Ranibizumab proves instrumental for DME patients in RIDE, RISE trials

September 15, 2015

Ranibizumab provided improvements in visual acuity and DR that were stable over the long term when the drug was administered on an as-needed regimen to patients with diabetic macular edema in the RIDE and RISE trials.

Take-home message: Ranibizumab provided improvements in visual acuity and DR that were stable over the long term when the drug was administered on an as-needed regimen to patients with diabetic macular edema in the RIDE and RISE trials.

 

By Lynda Charters; Reviewed by Michael J. Elman, MD

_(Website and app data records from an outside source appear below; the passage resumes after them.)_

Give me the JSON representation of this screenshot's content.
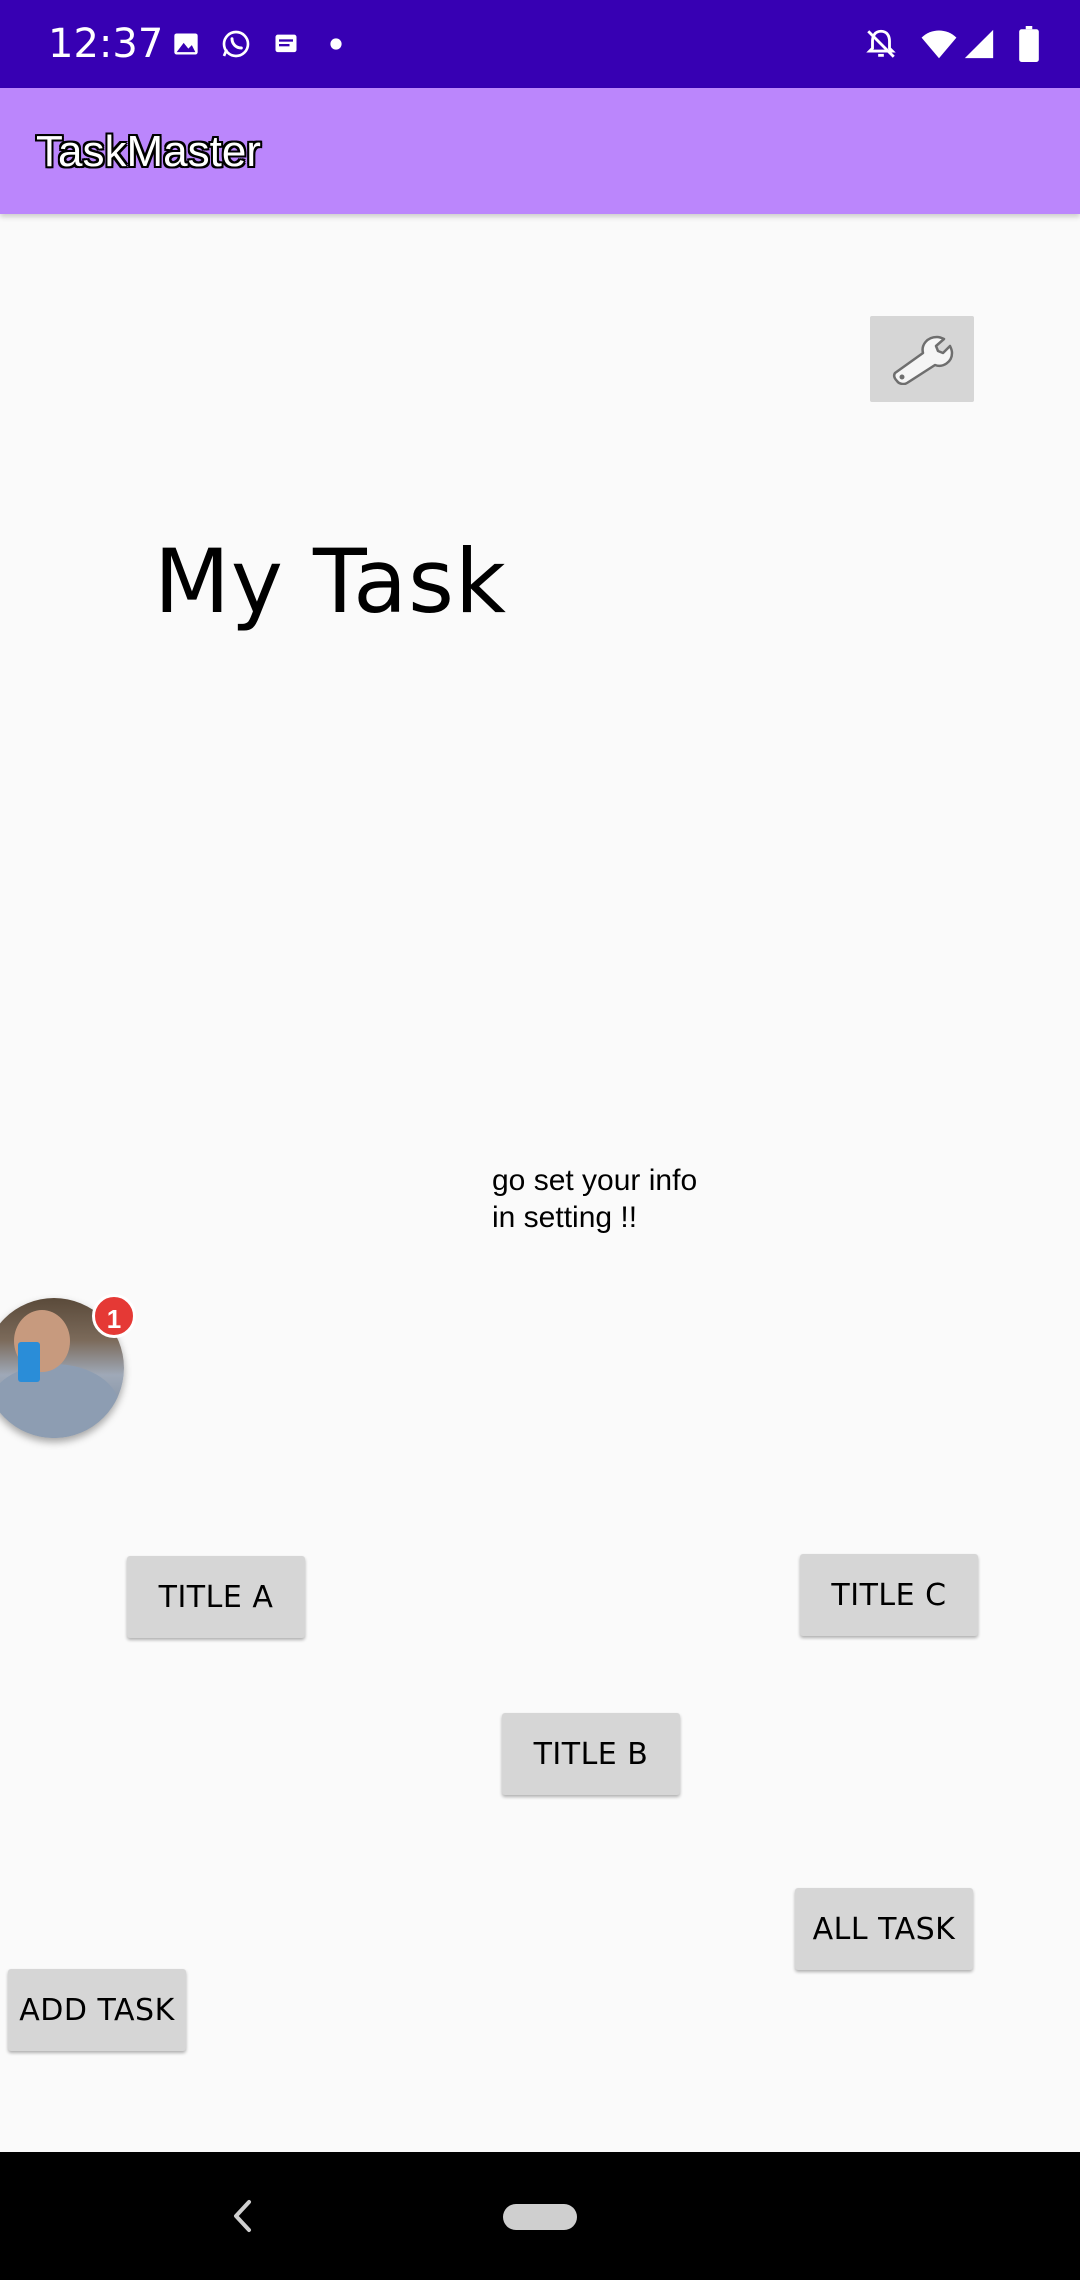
{
  "status_bar": {
    "time": "12:37",
    "left_icons": [
      "image-icon",
      "whatsapp-icon",
      "message-icon",
      "dot-icon"
    ],
    "right_icons": [
      "notifications-off-icon",
      "wifi-icon",
      "signal-icon",
      "battery-icon"
    ],
    "bg_color": "#3700b3"
  },
  "app_bar": {
    "title": "TaskMaster",
    "bg_color": "#bb86fc"
  },
  "main": {
    "settings_icon": "wrench-icon",
    "page_title": "My Task",
    "info_line1": "go set your info",
    "info_line2": "in setting !!",
    "badge_count": "1",
    "buttons": {
      "title_a": "TITLE A",
      "title_b": "TITLE B",
      "title_c": "TITLE C",
      "all_task": "ALL TASK",
      "add_task": "ADD TASK"
    }
  },
  "nav_bar": {
    "back_icon": "back-chevron-icon",
    "home_icon": "home-pill-icon"
  }
}
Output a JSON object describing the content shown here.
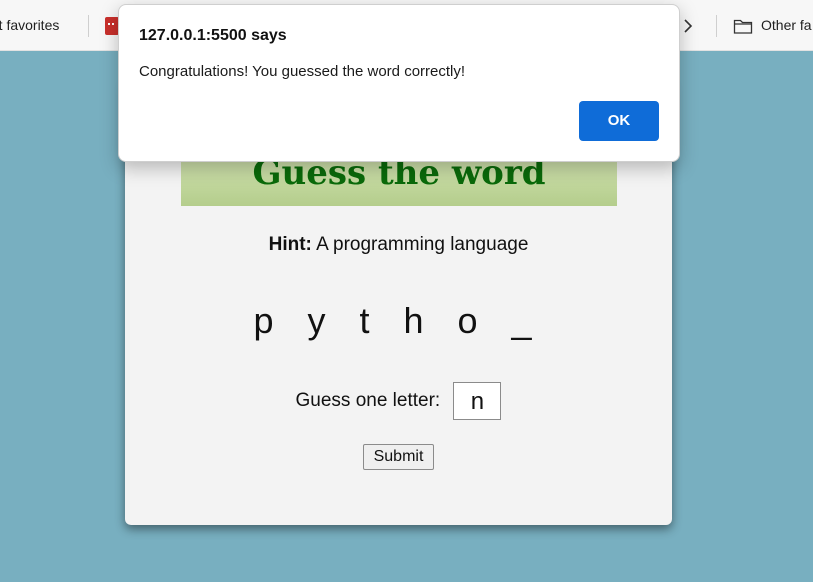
{
  "favorites_bar": {
    "import_label": "rt favorites",
    "other_label": "Other fa"
  },
  "icons": {
    "chevron": "chevron-right-icon",
    "folder": "folder-icon",
    "site": "favicon-icon"
  },
  "game": {
    "title": "Guess the word",
    "hint_label": "Hint:",
    "hint_text": "A programming language",
    "word_display": "p y t h o _",
    "guess_label": "Guess one letter:",
    "guess_value": "n",
    "submit_label": "Submit"
  },
  "dialog": {
    "title": "127.0.0.1:5500 says",
    "message": "Congratulations! You guessed the word correctly!",
    "ok_label": "OK"
  },
  "colors": {
    "page_background": "#78afc0",
    "title_color": "#0a6a0a",
    "ok_button": "#0f6cd8"
  }
}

Baltimore-Ranibizumab (Lucentis, Genentech) provided improvements in visual acuity and diabetic retinopathy (DR) that were stable over the long term when the drug was administered on an as-needed regimen to patients with diabetic macular edema (DME) in the RIDE and RISE trials, said Michael J. Elman, MD.

Obesity and diabetes have been clearly documented to be growing problems in the United States, according to the Centers for Disease Control and Prevention (CDC) that has tracked the steady and concomitant rise of the two diseases. With obesity defined as a body mass index of 30 kg/m2 and higher, the CDC data showed that the incidence of obesity rose from under 14% in some areas of the country and 14.0% to 17.9% in others in 1994 to 26% and higher by 2010.

With this, the incidence of diabetes during the same time frame almost doubled from less than 4.5% and from 4.5% to 5.9% in some areas in 1994 to 9.0% and over in a substantial portion of the United States, said Dr. Elman, who is in private practice in Baltimore.

Along with those increases come visual loss from DR and its complications including DME, hemorrhage from new vessels, retinal detachment, and neovascular glaucoma. Over the decades the standard treatment for DR, panretinal photocoagulation (PRP), decreased the risk of blindness but was associated with its own serious set of complications.

 

Road to a better way

The RISE and RIDE Studies were designed to bring DME treatment to the next level and also to some additional questions: Can proliferative DR (PDR) be delayed or prevented, the need for PRP delayed, the debilitating side effects of PRP eliminated, and DR reversed? The answers to all those may be “Yes.”

Patients in the RISE and RIDE Studies were randomly assigned to 0.3- or 0.5-mg monthly injections of ranibizumab or sham injections. At month 24, patients in the sham group were allowed to cross over to monthly 0.5-mg ranibizumab injections through month 36.

Dr. Elman explained that 15.4% to 19.7% of patients who were initially randomly assigned to 0.3-mg injections-the dose approved by the FDA-had a clinically significant two-step improvement in the Early Treatment Diabetic Retinopathy Study (ETDRS) severity level as early as month 3 compared with 1.7% to 3.2% in the sham arms (p <0.01), Dr. Elman noted. This improvement continued and stabilized at 18 months in 36.8% to 39.3% of patients.

An example of such a two-step improvement, i.e., from an ETDRS score of 61 to a score of 47, is provided in Figure 1. A proportion of patients (5.1% to 9.4%) also had an improvement of three or more steps that was significant at 12 months. This improvement continued through 36 months in 14.5% to 15.4% of patients.

At the 36-month time point, the patients could enter an open-label extension of the study and receive 0.5-mg injections of ranibizumab as needed based on vision and retinal thickness stability.

Overall, 500 patients entered the open-label extension phase of RIDE and RISE. These patients were followed for a mean of 14.1 months and received a mean of 3.8 annualized ranibizumab injections.

“Nearly 20% of patients in the open-label extension study did not require any further treatment,” Dr. Elman, said. “Of 298 patients followed for 1 year or longer in this arm, 19.5% did not need further treatment.

 

“The PRN ranibizumab treatment during the extension phase continues to reduce the occurrence of new PDR events and patients continued to show improvement in DR with PRN ranibizumab,” Dr. Elman added.

A new PDR event was defined as the first occurrence of progression from nonproliferative DR to PDR, use of panretinal laser, occurrence of vitreous hemorrhage, identification by ophthalmoscopy, vitrectomy for PDR, and occurrence of iris or retinal neovascularization.

Looking at patients with the longest follow-up at months 36 and 60, 49% and 40% of patients, respectively, had improvements of two or more ETDRS steps and 21% and 11% had improvements of three or more ETDRS steps.

“The population of the RIDE and RISE studies represents the entire spectrum of DR,” Dr. Elman summarized. “Improvement over sham in DR was seen as early as month 3 after the onset of treatment with ranibizumab for two or more steps of improvement or at month 12 for three or more steps of improvement. The improvement in DR was maintained with as-needed administration of ranibizumab.”

 

Michael J. Elman, MD

E:elman@elmanretina.com

This article was adapted from Dr. Elman’s presentation at the 2015 meeting of the Association for Research in Vision and Ophthalmology. Dr. Elman receives financial support from Genentech